Statistics: Sample size - validity

There are at least two criteria that need to be considered in determining a minimal sample size: power and validity. In contrast with power calculations, there is no simple way to determine the minimal sample size to achieve a reasonable assurance of validity. It depends on the nature of data and statistical relationships in the area under study. Frank Harrell (2001) Regression Modeling Strategies p. 61:

Studies in which models are validated on independent datasets <<add references>> have shown that in many situations a fitted regression model is likely to be reliable when the number of predictors (or candidate predictors if using variable selection) p is less than n / 10 or m / 20, where m is the "limiting sample size" given in [the table below]:
Type of response variable Limiting Sample Size mNotes
Continuous n (total sample size)
Binary min(n1,n2) If one considers the power of a two-sample binomial test compared with a Wilcoxon test if the response could be made continuous and the proportional odds assumption holds, the effective sample size for a binary response is $3 n_1 n_2/n \approx 3 min(n_1, n_2)$ if n1 / n is near 0 or 1. Here n1 and n2 are the marginal frequencies of the two response levels.
Ordinal (k categories) $n - \frac{1}{n^2}\sum_{i=1}^k n_i^3$ Based on the power of a proportional odds model two-sample test when the marginal cell sizes for the response are n1,...,nk, compared with all cell sizes equal to unity (response is continuous). If all cell sizes are equal, the relative efficiency of having k response categories compared to a continuous response is $1 - {1 \over {k^2}}$, for example, a five-level response is almost as efficient as a continuous one if proportional odds holds across category cutoffs.
Failure (survival) time number of failures This is approximate, as the effective sample size may sometimes be boosted somewhat by censored observations, especially for nonproportional hazards methods such as Wilcoxon-type tests.
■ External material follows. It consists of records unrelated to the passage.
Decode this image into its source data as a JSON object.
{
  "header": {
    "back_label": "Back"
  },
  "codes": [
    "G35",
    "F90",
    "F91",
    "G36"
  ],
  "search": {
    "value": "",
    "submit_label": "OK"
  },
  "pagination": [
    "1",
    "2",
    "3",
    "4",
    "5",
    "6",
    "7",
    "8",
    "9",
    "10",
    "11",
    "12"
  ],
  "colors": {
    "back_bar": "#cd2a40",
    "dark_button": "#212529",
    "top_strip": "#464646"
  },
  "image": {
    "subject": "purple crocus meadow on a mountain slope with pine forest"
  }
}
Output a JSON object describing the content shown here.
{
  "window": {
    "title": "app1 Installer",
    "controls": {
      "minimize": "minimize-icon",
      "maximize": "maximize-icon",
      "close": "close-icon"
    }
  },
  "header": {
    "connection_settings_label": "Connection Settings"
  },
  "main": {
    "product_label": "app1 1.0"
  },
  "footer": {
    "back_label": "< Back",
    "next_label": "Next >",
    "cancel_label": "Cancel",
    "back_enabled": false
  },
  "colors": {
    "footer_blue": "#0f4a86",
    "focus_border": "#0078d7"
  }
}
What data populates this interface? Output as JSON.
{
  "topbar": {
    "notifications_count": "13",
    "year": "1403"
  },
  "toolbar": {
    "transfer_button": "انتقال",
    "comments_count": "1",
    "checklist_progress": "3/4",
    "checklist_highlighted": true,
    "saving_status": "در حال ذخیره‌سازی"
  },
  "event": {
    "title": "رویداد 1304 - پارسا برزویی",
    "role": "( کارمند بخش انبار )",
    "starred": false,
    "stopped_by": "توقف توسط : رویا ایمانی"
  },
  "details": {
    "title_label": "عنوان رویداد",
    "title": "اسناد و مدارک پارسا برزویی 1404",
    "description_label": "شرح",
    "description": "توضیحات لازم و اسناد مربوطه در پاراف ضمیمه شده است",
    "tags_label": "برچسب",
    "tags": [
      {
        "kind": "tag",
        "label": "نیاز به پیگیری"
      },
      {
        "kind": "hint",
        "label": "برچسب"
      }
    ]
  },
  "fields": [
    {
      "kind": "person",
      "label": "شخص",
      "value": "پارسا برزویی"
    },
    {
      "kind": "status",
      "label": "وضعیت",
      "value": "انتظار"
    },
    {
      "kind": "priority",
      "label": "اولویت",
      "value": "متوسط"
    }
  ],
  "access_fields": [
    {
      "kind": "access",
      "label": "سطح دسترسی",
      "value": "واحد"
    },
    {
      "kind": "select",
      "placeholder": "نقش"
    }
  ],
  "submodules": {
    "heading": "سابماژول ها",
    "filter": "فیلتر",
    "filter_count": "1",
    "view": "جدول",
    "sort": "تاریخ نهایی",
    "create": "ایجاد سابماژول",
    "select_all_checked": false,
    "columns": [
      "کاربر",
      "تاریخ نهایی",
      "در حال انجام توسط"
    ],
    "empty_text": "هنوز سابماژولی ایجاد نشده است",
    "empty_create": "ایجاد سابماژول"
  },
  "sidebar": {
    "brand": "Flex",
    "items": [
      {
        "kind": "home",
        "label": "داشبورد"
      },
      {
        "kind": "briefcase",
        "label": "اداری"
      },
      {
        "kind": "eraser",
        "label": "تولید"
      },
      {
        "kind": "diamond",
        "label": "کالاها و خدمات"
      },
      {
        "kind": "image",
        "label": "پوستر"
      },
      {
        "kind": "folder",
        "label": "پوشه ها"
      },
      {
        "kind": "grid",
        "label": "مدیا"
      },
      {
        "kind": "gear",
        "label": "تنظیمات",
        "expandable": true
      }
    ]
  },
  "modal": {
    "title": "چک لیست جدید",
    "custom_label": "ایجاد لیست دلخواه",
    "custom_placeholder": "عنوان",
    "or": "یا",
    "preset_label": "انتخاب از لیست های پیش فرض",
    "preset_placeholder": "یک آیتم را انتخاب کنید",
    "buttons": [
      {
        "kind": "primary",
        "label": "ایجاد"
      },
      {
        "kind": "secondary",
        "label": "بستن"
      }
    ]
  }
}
Harrell's table is based on experience with biomedical data. The standards could be different in other areas. In some fractional-factorial designs used, for example, to monitor chemical processes in industry, the number of parameters is equal to the number of observations! However, these models are highly validated by being used continuously on the same process.